I remember one summer’s evening when I was around ten years old. My neighbour was passing by our house and shouted in to my father.
‘Are ye heading to Union Hall?’
‘For what?’ he replied.
‘Larry is making his debut for the Haven.’
I was intrigued. Who was this Larry guy that seemed to be held in such admiration? That day Larry Tompkins shot the lights out against the Barrs in front of a packed house. From then on I took any chance I got to go and see Larry playing, mostly facilitated by my father. I wanted to be like him. I wanted the success and admiration and the way people spoke about him. Sometimes, significant others around young GAA players can point you in the direction of a role model.
I read Darragh Ó Sé’s book a few years back and there was one particular excerpt that caught my attention. After the 1997 All-Ireland final, Darragh was asked who did he think he was having the biggest influence on when he was playing? His answer: the ten-year-old in the stand. This got me thinking.
Cork won the U17 and U20 All-Ireland football titles in 2017. The likes of Jack Lawton, Keelan Scannell, Ryan O’Donovan and Dan Peet would have been the ten-year-olds (give a year or two) in the stand in 2010 when Bantry man Graham Canty climbed the steps of the Hogan Stand to accept the Sam Maguire.
In 1987 I was ten years old myself when Cork really started taking centre stage in the All-Ireland senior football championship. Those years between ’87 and ’90 drove every young fella my age football mad. We couldn’t get enough of it. The ball was rarely out of our hands. Most often you don’t have to look outside your own club for idols to follow in sport. Carbery Rangers also reached the county junior final in 1987 and following their journey that year with my friends and family gave me my first experience of the pride in the parish. It’s an old adage, but success breeds success and having people to look up to and take example from is a very good starting point for any young footballer.
I was lucky to have had great Carbery Rangers football men coaching me right the way through my underage career. People like James and Michael Paul Hicks, Tony Murphy, Michael O’Rourke and Peter Creedon left a lasting imprint. These men gave up their own time to develop the young players at the club. The early focus was always on the fundamentals of the game and as we got older tactics became more prevalent. Being lucky enough to meet the right people with adequate coaching and communication skills impacted enormously on me as an impressionable young player.

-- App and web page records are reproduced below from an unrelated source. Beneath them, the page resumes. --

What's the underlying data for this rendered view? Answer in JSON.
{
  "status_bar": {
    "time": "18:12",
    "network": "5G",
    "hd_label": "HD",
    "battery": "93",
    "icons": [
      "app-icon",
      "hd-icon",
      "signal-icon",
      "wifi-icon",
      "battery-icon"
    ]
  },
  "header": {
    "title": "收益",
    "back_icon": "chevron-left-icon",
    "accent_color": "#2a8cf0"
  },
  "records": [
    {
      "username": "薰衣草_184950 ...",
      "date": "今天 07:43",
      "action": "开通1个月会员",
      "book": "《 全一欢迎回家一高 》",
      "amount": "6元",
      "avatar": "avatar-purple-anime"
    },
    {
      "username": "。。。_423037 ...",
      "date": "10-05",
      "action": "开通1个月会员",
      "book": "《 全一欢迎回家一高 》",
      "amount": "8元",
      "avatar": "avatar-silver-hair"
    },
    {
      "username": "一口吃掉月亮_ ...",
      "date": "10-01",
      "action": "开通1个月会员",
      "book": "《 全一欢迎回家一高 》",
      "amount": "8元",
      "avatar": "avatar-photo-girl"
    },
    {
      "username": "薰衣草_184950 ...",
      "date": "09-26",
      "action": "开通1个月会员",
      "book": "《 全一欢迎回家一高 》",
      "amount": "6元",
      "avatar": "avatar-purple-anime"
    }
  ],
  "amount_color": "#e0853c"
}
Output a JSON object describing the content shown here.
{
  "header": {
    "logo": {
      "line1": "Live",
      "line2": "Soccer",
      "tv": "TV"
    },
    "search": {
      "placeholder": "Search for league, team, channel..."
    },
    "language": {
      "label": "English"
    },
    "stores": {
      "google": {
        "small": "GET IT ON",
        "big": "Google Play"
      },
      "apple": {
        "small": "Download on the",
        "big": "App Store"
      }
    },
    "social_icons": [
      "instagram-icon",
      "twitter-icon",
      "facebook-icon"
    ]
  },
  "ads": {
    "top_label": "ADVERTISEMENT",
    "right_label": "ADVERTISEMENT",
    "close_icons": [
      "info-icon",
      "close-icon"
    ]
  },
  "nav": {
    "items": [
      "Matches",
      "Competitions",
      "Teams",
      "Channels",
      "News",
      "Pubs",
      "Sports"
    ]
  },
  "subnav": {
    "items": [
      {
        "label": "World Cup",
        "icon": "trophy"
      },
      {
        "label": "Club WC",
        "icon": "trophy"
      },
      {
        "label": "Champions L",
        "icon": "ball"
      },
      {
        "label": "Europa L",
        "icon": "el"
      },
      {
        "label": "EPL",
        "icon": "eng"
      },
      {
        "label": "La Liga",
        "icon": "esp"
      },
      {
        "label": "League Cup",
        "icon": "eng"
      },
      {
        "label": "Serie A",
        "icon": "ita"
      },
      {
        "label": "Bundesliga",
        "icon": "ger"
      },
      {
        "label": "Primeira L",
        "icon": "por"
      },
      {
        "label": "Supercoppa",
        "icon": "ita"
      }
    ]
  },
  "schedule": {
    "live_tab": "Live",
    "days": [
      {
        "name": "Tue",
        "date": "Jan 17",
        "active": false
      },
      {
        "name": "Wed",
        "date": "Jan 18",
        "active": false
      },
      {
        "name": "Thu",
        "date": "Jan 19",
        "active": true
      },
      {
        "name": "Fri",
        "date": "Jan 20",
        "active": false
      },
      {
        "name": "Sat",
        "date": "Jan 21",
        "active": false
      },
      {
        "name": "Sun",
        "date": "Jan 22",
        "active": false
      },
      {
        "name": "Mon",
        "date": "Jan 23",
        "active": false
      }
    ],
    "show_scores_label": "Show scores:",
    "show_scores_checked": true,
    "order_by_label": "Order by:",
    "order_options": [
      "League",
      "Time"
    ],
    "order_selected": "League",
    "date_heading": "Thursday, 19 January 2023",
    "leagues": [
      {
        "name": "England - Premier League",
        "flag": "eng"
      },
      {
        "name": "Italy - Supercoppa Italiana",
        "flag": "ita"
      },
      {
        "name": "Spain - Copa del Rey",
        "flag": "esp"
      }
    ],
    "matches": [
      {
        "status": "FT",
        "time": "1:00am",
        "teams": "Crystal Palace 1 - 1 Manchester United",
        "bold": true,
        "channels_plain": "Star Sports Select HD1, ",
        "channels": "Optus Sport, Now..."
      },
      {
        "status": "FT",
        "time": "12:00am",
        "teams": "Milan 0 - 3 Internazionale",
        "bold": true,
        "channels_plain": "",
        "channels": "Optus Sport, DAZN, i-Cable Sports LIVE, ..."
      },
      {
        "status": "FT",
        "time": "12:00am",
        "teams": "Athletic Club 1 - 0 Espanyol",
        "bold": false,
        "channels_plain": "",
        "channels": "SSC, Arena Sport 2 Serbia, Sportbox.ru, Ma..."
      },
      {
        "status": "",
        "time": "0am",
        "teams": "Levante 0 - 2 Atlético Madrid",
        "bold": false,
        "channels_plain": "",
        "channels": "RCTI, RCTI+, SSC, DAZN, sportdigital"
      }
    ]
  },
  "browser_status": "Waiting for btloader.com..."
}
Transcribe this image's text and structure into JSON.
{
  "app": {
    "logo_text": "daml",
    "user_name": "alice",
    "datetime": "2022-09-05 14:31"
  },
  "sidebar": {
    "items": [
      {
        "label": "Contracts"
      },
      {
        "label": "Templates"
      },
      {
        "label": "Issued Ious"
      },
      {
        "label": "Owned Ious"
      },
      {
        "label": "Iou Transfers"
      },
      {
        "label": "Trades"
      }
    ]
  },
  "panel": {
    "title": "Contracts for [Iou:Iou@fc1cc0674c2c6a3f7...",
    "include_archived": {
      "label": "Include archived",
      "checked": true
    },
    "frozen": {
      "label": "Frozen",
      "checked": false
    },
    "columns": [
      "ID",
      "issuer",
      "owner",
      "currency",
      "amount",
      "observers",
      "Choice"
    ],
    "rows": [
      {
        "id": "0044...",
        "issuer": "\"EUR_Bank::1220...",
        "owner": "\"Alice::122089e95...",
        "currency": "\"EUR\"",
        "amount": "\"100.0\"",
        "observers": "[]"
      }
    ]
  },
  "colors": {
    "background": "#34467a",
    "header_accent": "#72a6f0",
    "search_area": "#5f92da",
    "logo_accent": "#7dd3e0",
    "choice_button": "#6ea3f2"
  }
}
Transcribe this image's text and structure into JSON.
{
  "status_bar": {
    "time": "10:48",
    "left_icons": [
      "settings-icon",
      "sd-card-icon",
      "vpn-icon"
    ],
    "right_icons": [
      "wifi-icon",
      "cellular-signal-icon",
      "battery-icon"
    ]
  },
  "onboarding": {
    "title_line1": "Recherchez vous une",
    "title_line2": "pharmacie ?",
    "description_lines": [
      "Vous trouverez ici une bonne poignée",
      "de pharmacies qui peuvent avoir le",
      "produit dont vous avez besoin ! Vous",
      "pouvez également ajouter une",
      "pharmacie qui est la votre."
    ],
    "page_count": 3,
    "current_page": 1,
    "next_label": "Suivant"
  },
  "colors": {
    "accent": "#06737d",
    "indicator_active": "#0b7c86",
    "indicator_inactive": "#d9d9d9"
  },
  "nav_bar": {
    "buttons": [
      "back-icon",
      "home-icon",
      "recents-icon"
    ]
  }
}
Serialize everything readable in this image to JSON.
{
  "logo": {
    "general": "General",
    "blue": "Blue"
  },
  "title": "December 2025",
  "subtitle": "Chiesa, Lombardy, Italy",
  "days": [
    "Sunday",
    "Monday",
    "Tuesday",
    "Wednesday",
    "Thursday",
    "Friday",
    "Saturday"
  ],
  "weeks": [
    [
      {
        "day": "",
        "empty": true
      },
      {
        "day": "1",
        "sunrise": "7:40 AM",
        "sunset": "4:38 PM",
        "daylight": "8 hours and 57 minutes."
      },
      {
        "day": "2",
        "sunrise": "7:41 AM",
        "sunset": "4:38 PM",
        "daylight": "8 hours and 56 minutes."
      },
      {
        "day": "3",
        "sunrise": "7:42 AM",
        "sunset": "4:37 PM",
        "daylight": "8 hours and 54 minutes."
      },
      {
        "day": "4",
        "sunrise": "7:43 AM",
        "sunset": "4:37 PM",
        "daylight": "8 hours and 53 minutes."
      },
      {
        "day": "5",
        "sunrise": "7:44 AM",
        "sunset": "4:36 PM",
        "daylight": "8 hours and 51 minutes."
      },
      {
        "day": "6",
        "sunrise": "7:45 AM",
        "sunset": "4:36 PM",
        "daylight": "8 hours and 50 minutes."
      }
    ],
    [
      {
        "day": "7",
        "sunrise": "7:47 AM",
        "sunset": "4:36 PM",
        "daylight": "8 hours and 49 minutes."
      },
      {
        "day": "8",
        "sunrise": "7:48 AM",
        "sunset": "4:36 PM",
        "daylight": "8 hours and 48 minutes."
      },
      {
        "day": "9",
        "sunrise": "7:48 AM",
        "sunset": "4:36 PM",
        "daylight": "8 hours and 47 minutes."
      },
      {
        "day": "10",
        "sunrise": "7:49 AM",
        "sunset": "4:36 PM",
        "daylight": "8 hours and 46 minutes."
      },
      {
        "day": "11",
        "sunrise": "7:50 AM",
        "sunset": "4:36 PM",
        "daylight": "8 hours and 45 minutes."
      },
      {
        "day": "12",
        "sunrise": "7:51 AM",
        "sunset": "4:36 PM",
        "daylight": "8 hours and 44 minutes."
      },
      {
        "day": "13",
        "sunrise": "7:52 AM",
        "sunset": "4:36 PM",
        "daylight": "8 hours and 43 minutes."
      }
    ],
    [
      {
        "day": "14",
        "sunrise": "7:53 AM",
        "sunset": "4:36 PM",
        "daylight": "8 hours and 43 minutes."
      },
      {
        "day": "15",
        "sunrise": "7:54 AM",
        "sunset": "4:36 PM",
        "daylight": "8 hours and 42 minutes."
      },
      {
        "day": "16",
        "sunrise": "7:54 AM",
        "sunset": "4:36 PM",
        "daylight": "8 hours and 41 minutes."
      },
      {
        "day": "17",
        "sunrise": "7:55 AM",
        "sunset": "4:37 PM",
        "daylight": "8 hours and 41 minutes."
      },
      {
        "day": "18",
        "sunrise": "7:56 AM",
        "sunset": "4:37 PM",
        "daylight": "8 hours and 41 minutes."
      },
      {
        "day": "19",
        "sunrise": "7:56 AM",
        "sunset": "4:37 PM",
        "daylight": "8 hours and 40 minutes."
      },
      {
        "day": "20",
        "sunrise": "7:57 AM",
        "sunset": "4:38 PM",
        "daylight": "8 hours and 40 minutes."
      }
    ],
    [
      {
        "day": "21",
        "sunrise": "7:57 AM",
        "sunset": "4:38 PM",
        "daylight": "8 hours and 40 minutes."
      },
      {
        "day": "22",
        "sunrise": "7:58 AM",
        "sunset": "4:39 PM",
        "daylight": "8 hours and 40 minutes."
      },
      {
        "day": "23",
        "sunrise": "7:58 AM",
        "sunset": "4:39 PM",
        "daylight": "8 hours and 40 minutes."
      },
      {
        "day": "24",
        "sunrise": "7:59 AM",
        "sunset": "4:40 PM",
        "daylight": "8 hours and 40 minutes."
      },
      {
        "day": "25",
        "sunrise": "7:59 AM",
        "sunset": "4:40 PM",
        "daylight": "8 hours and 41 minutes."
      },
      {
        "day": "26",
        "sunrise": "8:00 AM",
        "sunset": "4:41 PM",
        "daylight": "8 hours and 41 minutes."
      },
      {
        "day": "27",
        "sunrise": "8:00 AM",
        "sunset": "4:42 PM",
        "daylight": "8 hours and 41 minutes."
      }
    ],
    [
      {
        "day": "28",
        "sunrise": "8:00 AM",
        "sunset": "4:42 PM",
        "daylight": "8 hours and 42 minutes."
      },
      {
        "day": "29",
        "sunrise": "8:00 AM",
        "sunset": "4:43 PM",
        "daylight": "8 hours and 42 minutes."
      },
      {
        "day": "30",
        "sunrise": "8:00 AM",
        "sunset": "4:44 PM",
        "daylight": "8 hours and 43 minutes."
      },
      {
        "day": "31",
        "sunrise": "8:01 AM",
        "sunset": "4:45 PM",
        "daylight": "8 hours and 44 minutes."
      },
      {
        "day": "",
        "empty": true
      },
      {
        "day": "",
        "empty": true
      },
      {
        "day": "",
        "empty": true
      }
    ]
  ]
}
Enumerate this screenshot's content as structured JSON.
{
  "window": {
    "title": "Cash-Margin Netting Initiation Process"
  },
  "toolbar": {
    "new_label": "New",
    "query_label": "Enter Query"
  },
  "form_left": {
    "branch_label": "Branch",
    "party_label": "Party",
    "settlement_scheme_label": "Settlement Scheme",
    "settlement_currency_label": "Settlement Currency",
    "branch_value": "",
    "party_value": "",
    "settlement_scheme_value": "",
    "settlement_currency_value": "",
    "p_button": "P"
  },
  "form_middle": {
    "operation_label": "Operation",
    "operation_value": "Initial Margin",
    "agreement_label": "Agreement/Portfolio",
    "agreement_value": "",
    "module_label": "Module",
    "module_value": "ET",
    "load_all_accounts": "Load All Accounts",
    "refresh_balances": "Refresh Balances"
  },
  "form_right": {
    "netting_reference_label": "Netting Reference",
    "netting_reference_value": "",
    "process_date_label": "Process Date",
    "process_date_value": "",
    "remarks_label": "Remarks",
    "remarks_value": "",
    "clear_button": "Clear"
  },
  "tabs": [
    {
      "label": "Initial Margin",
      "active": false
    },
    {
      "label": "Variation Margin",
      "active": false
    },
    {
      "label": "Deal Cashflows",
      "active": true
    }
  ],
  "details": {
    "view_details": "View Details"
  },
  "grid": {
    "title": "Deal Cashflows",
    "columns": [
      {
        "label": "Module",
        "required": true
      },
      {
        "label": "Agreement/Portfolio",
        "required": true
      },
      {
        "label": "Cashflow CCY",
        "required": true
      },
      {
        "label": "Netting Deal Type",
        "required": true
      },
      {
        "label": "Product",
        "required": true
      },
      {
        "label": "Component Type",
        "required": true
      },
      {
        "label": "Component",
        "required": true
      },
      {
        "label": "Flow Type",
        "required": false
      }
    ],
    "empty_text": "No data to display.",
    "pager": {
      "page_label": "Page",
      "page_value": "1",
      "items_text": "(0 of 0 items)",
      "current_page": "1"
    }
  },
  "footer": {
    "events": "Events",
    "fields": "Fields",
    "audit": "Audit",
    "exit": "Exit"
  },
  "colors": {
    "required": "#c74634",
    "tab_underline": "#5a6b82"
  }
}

Parents, you cannot overestimate the influence you are having on the sporting development of your son or daughter. It is important to generate enthusiasm around the game. Ask them about training. Go watch training from a distance. Ask them how it went afterwards, what they think they did well, what they felt was not so good, how they could improve on it. Bring them to club games. Make watching games on TV something to be looked forward to by the whole family. Point them in the direction of a hero and let the coach fill in the blanks.